● **The task**
Each entry that follows should be set down precisely, with its pictures removed.

:::::

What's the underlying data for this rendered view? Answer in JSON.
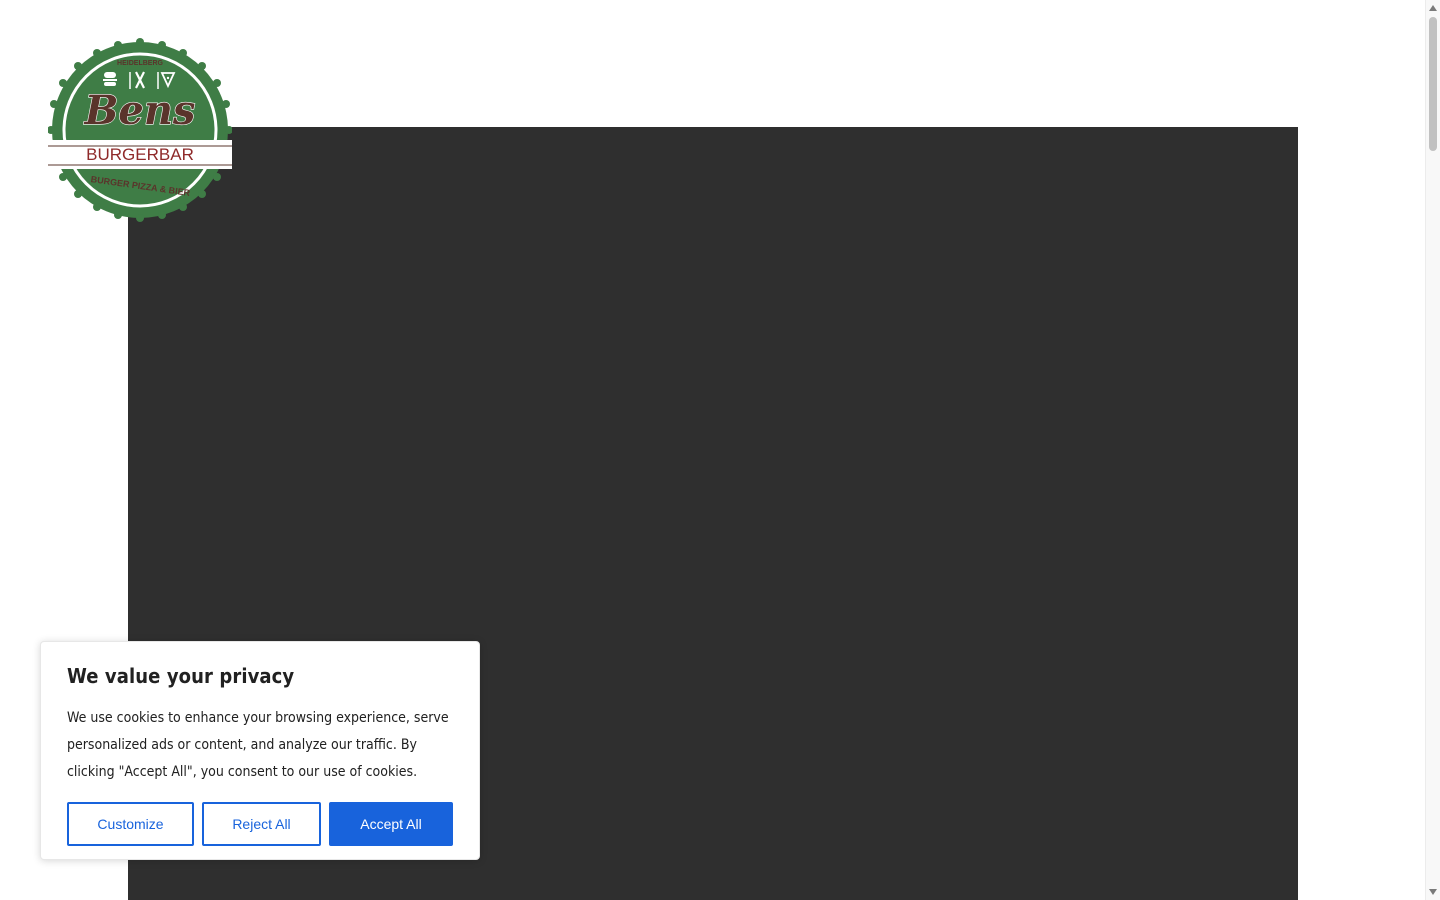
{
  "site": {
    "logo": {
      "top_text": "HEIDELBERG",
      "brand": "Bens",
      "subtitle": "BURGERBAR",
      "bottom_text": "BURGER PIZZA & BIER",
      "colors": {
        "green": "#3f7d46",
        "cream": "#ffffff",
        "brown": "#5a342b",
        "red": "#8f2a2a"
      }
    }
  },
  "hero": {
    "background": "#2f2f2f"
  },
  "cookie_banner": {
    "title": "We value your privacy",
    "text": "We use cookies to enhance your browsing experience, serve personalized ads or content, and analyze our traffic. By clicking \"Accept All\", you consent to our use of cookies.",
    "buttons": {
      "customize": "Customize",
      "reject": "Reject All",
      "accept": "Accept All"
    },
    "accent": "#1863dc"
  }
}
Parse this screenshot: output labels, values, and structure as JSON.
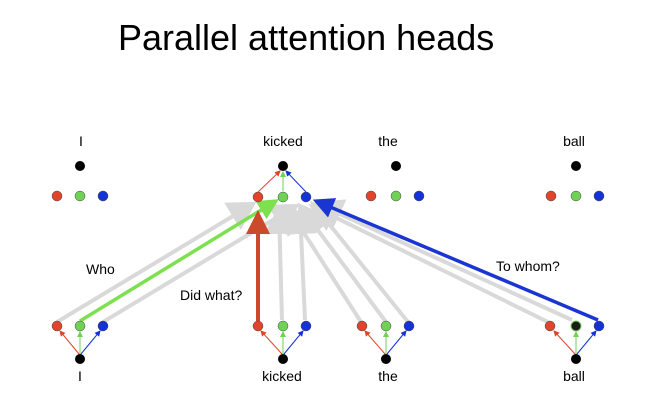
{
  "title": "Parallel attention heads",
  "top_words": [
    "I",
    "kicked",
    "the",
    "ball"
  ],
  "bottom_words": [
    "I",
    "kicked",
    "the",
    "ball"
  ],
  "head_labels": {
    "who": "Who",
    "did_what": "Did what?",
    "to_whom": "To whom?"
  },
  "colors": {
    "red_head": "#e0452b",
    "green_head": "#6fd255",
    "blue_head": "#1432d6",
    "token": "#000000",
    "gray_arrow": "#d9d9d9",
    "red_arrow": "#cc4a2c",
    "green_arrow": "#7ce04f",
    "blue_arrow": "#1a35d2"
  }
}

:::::

● **Answer to the problem**
What's the underlying data for this rendered view? Answer in JSON.
{
  "site": {
    "logo": {
      "top_text": "HEIDELBERG",
      "brand": "Bens",
      "subtitle": "BURGERBAR",
      "bottom_text": "BURGER PIZZA & BIER",
      "colors": {
        "green": "#3f7d46",
        "cream": "#ffffff",
        "brown": "#5a342b",
        "red": "#8f2a2a"
      }
    }
  },
  "hero": {
    "background": "#2f2f2f"
  },
  "cookie_banner": {
    "title": "We value your privacy",
    "text": "We use cookies to enhance your browsing experience, serve personalized ads or content, and analyze our traffic. By clicking \"Accept All\", you consent to our use of cookies.",
    "buttons": {
      "customize": "Customize",
      "reject": "Reject All",
      "accept": "Accept All"
    },
    "accent": "#1863dc"
  }
}
Parse this screenshot: output labels, values, and structure as JSON.
{
  "title": "Parallel attention heads",
  "top_words": [
    "I",
    "kicked",
    "the",
    "ball"
  ],
  "bottom_words": [
    "I",
    "kicked",
    "the",
    "ball"
  ],
  "head_labels": {
    "who": "Who",
    "did_what": "Did what?",
    "to_whom": "To whom?"
  },
  "colors": {
    "red_head": "#e0452b",
    "green_head": "#6fd255",
    "blue_head": "#1432d6",
    "token": "#000000",
    "gray_arrow": "#d9d9d9",
    "red_arrow": "#cc4a2c",
    "green_arrow": "#7ce04f",
    "blue_arrow": "#1a35d2"
  }
}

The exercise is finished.